Why community gardening is so important
Community gardening is a great way to get outdoors, enjoy wildlife, keep fit, relax and meet people. Over the past two years, more and more people have started to appreciate the value of nature on their doorstep and Keep Wales Tidy has been delighted to be able to support thousands of social housing tenants and communities to install new community nature gardens across Wales as part of the Local Places for Nature grant scheme.
We have seen first hand just how valuable community gardening can be, both for nature and communities. Volunteers have learnt new skills, seen gardens bloom and flourish and even grown their own food, which in these difficult times can be a big help. The gardens act as catalysts for all sorts of community engagement activities too, and provide a real focal point for people to come together in their neighbourhood. Participants have reported benefits to personal health and wellbeing, and the huge amount of joy, purpose and satisfaction that gardening brings.
Keep Wales Tidy is delighted to be able to help communities to create new nature gardens by providing all the tools, materials, plants and equipment needed (free of charge) as well as expert staff support to install the garden. We have just launched our new programme for 2022-23 and look forward to receiving applications from more housing associations and their tenants across Wales.
Louise Tambini, Deputy Chief Executive at Keep Wales Tidy.
Case study: United Welsh
Llys Nant y Mynydd is a United Welsh Extra Care Housing Scheme (44 apartments), which was developed on the site of an old hospital in Ebbw Vale. Residents are mostly aged 50+ with varying levels of care and support needs, but there are younger tenants with physical disabilities too.
During lockdown, residents spent more time in the enclosed garden, and a small group of volunteers started maintaining it for their own wellbeing. Heading up the group is Paul who has epilepsy and Parkinson’s and is reliant on his mobility scooter. Paul helped to install a starter package, provided by Keep Wales Tidy, which led to a direct increase in residents spending time outside. Now every evening from 4.30-6pm a group gathers before dinner to have a chat.
Paul has said it has made a huge difference to the life and wellbeing of residents so they were thrilled to have been awarded a development package. Photos of the space can be seen here.

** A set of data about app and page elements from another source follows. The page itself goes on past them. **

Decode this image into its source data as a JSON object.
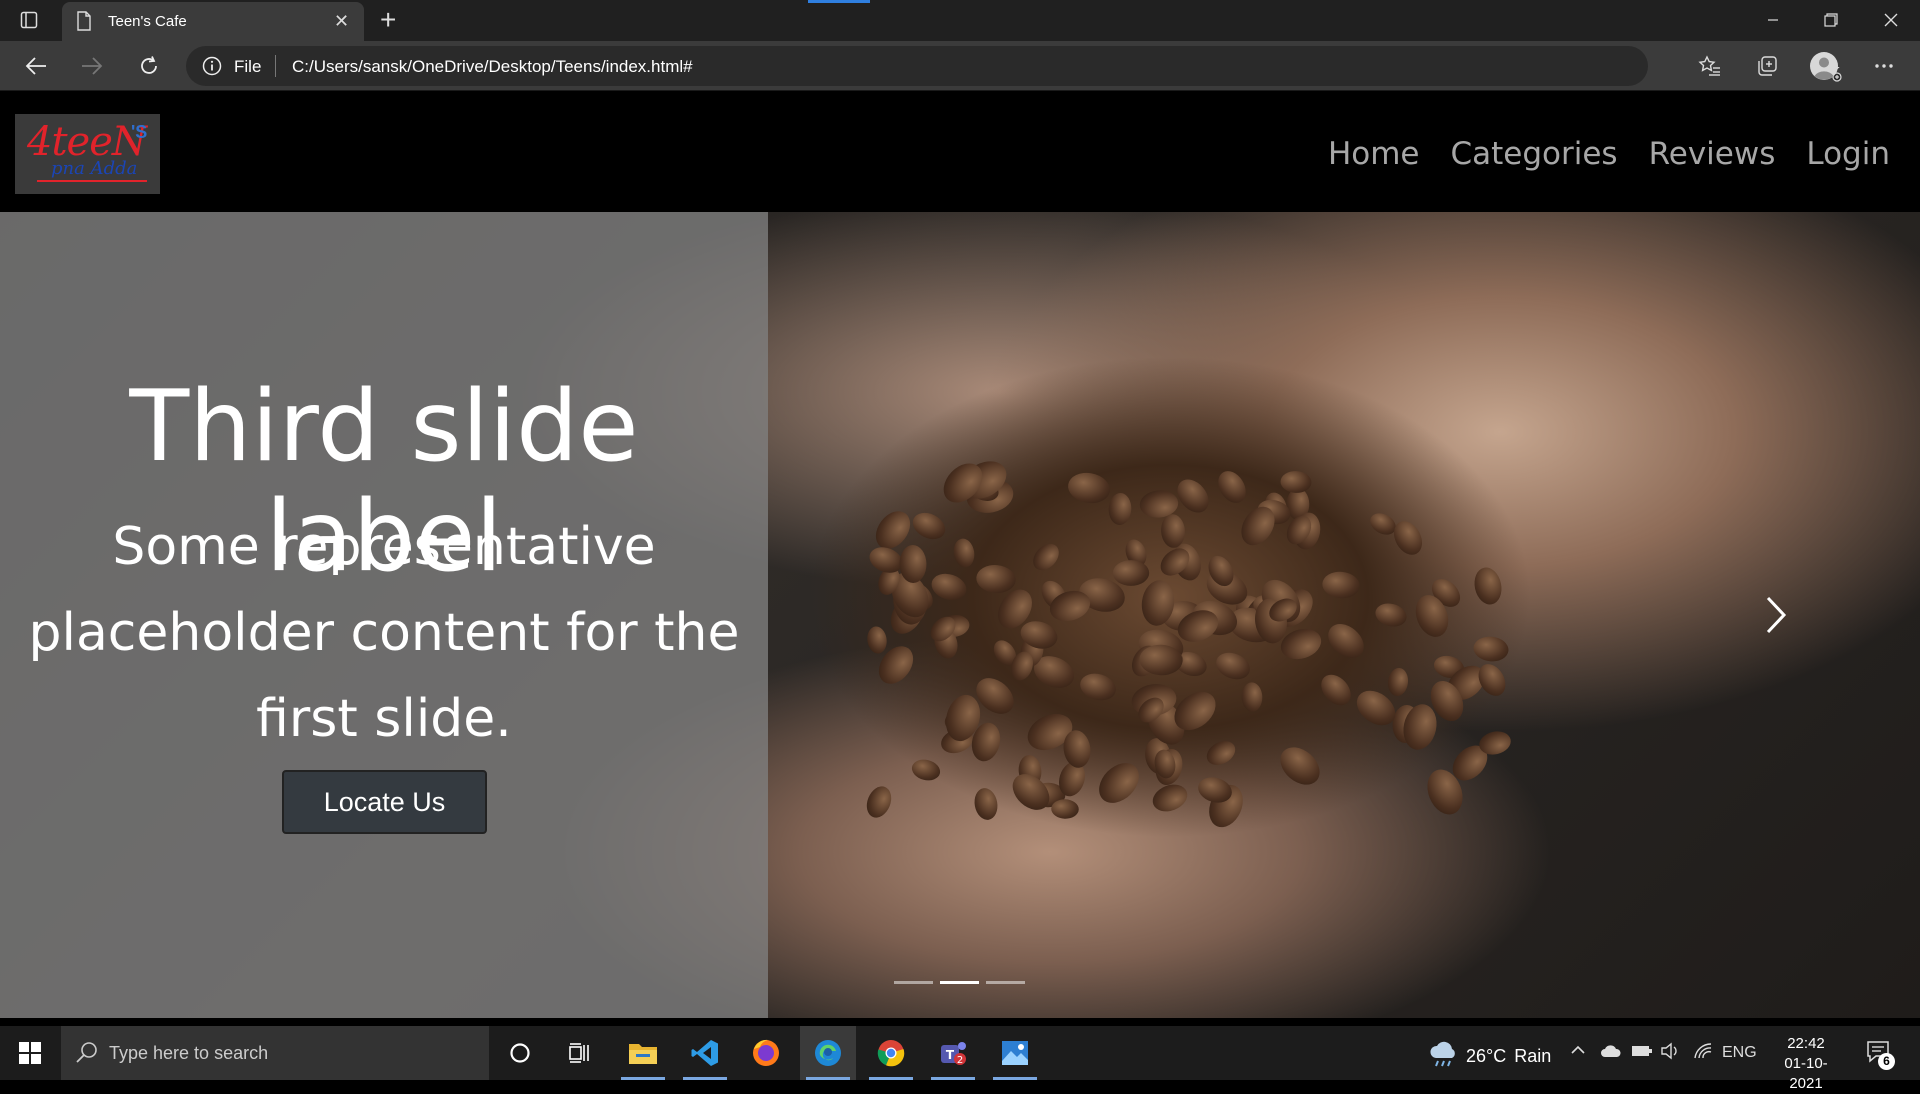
{
  "browser": {
    "tab": {
      "title": "Teen's Cafe"
    },
    "address": {
      "scheme_label": "File",
      "url": "C:/Users/sansk/OneDrive/Desktop/Teens/index.html#"
    }
  },
  "site": {
    "logo": {
      "main": "4teeN",
      "sup": "'S",
      "sub": "pna Adda"
    },
    "nav": [
      "Home",
      "Categories",
      "Reviews",
      "Login"
    ],
    "carousel": {
      "title": "Third slide label",
      "text": "Some representative placeholder content for the first slide.",
      "button": "Locate Us",
      "indicator_count": 3,
      "active_index": 1
    }
  },
  "taskbar": {
    "search_placeholder": "Type here to search",
    "weather": {
      "temp": "26°C",
      "condition": "Rain"
    },
    "language": "ENG",
    "time": "22:42",
    "date": "01-10-2021",
    "notifications": "6"
  },
  "colors": {
    "accent": "#2f7fe0",
    "logo_red": "#e1232b",
    "button": "#343a40"
  }
}
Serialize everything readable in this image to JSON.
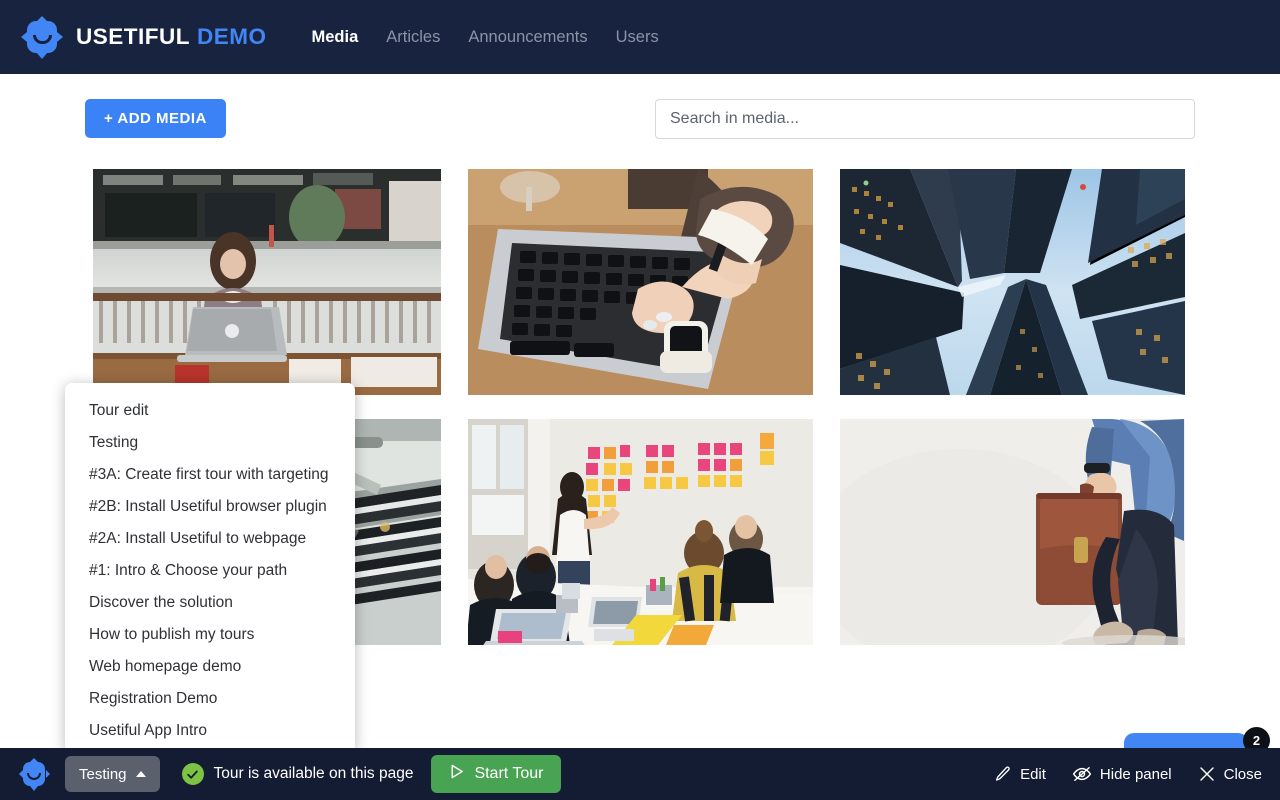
{
  "header": {
    "brand_main": "USETIFUL",
    "brand_sub": "DEMO",
    "logo_icon": "usetiful-robot-logo-icon",
    "nav": [
      {
        "label": "Media",
        "active": true
      },
      {
        "label": "Articles",
        "active": false
      },
      {
        "label": "Announcements",
        "active": false
      },
      {
        "label": "Users",
        "active": false
      }
    ]
  },
  "toolbar": {
    "add_media_label": "+ ADD MEDIA",
    "search_placeholder": "Search in media...",
    "search_value": ""
  },
  "media_grid": {
    "tiles": [
      {
        "alt": "woman-working-on-laptop-at-outdoor-cafe"
      },
      {
        "alt": "hands-typing-on-laptop-keyboard-at-wooden-desk"
      },
      {
        "alt": "skyscrapers-viewed-from-below-against-blue-sky"
      },
      {
        "alt": "escalator-and-stairs-in-modern-building"
      },
      {
        "alt": "team-workshop-with-sticky-notes-on-wall"
      },
      {
        "alt": "businessman-walking-with-leather-briefcase"
      }
    ]
  },
  "tour_dropdown": {
    "items": [
      "Tour edit",
      "Testing",
      "#3A: Create first tour with targeting",
      "#2B: Install Usetiful browser plugin",
      "#2A: Install Usetiful to webpage",
      "#1: Intro & Choose your path",
      "Discover the solution",
      "How to publish my tours",
      "Web homepage demo",
      "Registration Demo",
      "Usetiful App Intro"
    ]
  },
  "floating_widget": {
    "badge_count": "2"
  },
  "bottom_bar": {
    "logo_icon": "usetiful-robot-logo-icon",
    "selected_tour": "Testing",
    "chevron_icon": "chevron-up-icon",
    "status_icon": "check-circle-icon",
    "status_text": "Tour is available on this page",
    "start_tour_label": "Start Tour",
    "play_icon": "play-triangle-icon",
    "actions": [
      {
        "label": "Edit",
        "icon": "pencil-icon"
      },
      {
        "label": "Hide panel",
        "icon": "eye-slash-icon"
      },
      {
        "label": "Close",
        "icon": "close-x-icon"
      }
    ]
  },
  "colors": {
    "navbar_bg": "#182340",
    "bottombar_bg": "#131c33",
    "accent_blue": "#4285f4",
    "button_blue": "#3b82f6",
    "green": "#48a353",
    "check_green": "#7dc243",
    "select_gray": "#5a616d"
  }
}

The garden at Llys Nant y Mynydd was made possible thanks to a capital grant scheme, funded by the Welsh Government, which enables communities in Wales to create nature on their doorstep. The programme focuses on community participation, particularly in areas of deprivation, urban and peri-urban communities and those with little access to nature. Every package provides all the materials, tools and expert support a community needs to create their space for nature. In return, communities must get landowner permission, and commit to maintaining the nature space for at least five years.